Read article More on this topic More by this author
 

Opinion

The geopolitical conquest of economics

Although economics and geopolitics have never been completely separate domains, international economic relations were shaped for 70 years by their own rules. But the rise of China and its growing rivalry with the United States have brought this era to an end.

By: Jean Pisani-Ferry Topic: Global economy and trade Date: October 4, 2021
Read article More on this topic More by this author
 

Opinion

What Evergrande signals about China's economic future

Under Xi Jinping's new economic agenda 'common prosperity', China is cracking down on indebted real estate developers like Evergrande.

By: Alicia García-Herrero Topic: Global economy and trade Date: September 30, 2021
Read article More on this topic
 

Blog Post

German elections: seizing the moral and economic opportunity of global health security

The new German government should play its part in global health security and preparedness.

By: Amanda Glassman and Guntram B. Wolff Topic: Global economy and trade Date: September 24, 2021
Read article More on this topic More by this author
 

Opinion

Europe doesn’t need a ‘Mega-Fab’

Europe should defend its existing dominance in equipment manufacturing for semiconductors and invest in chip design instead of luring high-end fabrication to its shores.

By: Niclas Poitiers Topic: Global economy and trade Date: September 22, 2021
Read article More on this topic
 

External Publication

Investing in China: myths and realities

Concerns are real, but the country fares as well as peers at similar levels of development. Analysis published in fDi Intelligence.

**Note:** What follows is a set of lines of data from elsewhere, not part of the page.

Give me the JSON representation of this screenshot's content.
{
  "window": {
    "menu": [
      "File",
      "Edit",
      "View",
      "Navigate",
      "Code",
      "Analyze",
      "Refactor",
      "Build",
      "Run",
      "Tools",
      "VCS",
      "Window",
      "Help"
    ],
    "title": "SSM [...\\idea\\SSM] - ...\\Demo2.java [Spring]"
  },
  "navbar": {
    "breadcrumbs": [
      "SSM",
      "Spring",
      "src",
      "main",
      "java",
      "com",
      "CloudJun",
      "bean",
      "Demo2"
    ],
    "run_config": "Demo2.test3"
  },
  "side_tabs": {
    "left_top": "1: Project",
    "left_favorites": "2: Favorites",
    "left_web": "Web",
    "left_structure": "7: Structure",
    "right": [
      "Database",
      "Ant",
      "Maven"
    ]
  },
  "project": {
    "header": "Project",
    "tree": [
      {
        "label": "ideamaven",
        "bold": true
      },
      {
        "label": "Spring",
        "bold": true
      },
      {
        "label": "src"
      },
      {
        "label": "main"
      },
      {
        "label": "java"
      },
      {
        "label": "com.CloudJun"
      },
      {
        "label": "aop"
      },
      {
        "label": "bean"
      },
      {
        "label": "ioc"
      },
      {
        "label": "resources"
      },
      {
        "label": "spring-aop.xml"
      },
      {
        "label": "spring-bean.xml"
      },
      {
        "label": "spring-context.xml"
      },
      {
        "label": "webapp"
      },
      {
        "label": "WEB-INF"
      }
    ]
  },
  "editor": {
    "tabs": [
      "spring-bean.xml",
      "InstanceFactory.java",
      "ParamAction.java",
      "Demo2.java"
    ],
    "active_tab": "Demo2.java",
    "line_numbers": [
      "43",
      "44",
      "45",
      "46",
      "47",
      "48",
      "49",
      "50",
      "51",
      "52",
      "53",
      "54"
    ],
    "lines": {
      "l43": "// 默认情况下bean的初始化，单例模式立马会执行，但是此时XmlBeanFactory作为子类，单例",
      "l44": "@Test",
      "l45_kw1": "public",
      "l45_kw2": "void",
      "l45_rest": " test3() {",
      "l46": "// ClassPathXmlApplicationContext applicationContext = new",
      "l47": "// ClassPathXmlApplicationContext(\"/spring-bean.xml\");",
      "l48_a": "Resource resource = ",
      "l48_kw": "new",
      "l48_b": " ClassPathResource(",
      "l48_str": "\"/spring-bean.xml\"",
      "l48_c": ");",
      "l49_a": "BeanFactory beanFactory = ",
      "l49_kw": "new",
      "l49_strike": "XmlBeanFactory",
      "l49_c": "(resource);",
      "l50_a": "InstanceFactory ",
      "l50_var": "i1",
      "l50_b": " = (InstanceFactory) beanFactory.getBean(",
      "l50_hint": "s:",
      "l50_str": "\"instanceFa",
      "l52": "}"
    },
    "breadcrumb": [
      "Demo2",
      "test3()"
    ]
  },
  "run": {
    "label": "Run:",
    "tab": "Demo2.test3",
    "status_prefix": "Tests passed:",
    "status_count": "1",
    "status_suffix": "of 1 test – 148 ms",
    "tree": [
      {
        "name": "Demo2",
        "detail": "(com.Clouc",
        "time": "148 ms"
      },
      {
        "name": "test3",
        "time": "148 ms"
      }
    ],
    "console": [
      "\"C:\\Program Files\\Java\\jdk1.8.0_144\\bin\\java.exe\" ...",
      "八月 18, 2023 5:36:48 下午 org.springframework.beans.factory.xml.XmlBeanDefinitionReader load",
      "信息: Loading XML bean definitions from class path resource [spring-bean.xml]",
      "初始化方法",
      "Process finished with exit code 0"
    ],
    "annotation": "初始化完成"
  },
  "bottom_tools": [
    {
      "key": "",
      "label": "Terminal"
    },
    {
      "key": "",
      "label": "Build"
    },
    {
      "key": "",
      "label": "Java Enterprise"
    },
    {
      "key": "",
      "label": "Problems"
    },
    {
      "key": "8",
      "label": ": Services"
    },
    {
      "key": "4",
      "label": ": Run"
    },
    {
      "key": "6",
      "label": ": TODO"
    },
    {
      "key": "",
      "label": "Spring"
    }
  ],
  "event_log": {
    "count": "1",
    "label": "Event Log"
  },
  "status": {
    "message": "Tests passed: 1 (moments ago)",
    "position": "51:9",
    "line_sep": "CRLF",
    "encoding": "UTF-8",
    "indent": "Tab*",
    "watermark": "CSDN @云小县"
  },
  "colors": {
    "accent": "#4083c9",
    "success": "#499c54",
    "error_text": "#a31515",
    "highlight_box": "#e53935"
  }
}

By: Uri Dadush and Pauline Weil Topic: Global economy and trade Date: September 20, 2021
Load more posts